We hold that the undertaking, in consideration of a promised contingent compensation, to have appellee placed on a list of prospective bidders eligible for public contracts, and only that much of the matter in suit, is illegal. Appellant may recover on a quantum meruit basis for the other services which he performed as agreed for the benefit of appellee.
At the trial the appellant introduced testimony of experts indicating their judgment of fair total compensation for all that he did. Quite understandably, the court did not undertake to make any separate finding as to the value of services, exclusive of those relating to the bidder's list. Indeed, in view of the late introduction of the defense of illegality near the end of the trial and the court's ruling that this defense presented only a question of law requiring the taking of no further evidence, the importance of such a breakdown was not then apparent. In these circumstances, we think there should be a new trial, or such a partial new trial as the district court may deem necessary to determine the fair value of the services which are legally compensable under the analysis contained in this opinion.
The judgment will be reversed and the cause remanded for further proceedings consistent with this opinion.
BIGGS, Chief Judge (dissenting).
If it be the case — and I agree with the majority that it is — that what the appellant Browne did constituted the solicitation of Atomic Energy Commission contracts within the purview of paragraph 5 of Title II of Executive Order No. 9001, I do not see how the services rendered by Browne can be broken down into two categories: Services for which he can be compensated legally and services for which he cannot because of the Executive Order and the decisional law. Mitchell v. Flintkote Co., 2 Cir., 1951, 185 F.2d 1008.
As I read the record, substantially all of the services rendered by Browne for which he presently seeks compensation, were rendered by him in attempts to procure Atomic Energy Commission contracts for R & R.
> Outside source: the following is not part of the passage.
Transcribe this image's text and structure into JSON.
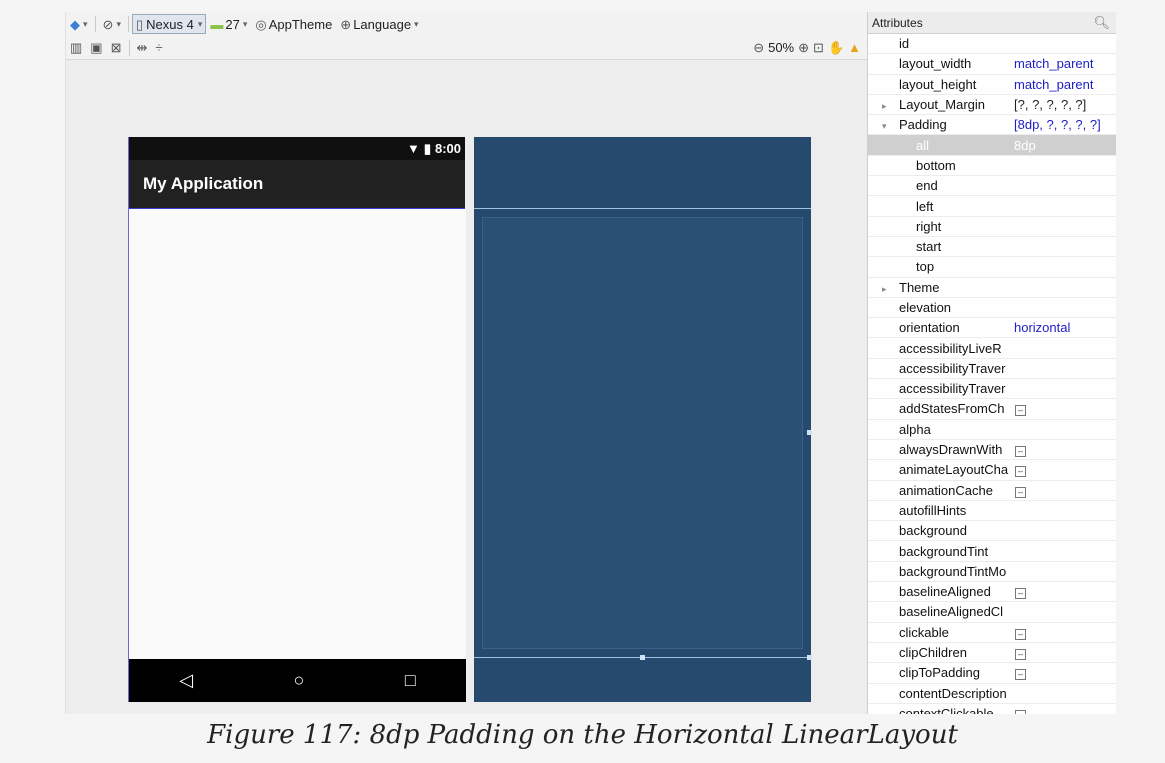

The principle enunciated by the majority seems an unfortunate one for it will be an unusual case where the ingenuity of counsel and the imagination of a plaintiff will not be able to cull out services which, it can be asserted, were not rendered in connection with the solicitation or procurement of a government contract. In my opinion if the majority view prevails the salutary effect of the Executive Order and of the decisions interpreting it will be practically abrogated. For these reasons I must respectfully dissent.
Paragraph 5 of Title II of the Executive Order provides as follows:
"Every contract entered into pursuant to this order shall contain a warranty by the contractor in substantially the following terms:
"The contractor warrants that he has not employed any person to solicit or secure this contract upon any agreement for a commission, percentage, brokerage or contingent fee. Breach of this warranty shall give the Government the right to annul the contract, or, in its discretion, to deduct from the contract price or consideration the amount of such commission, percentage, brokerage, or contingent fees. This warranty shall not apply to commissions payable by contractors upon contracts or sales secured or made through bona fide established commercial or selling agencies maintained by the contractor for the purpose of securing business." 50 U.S.C.A.Appendix, § 611 note at 675, 676.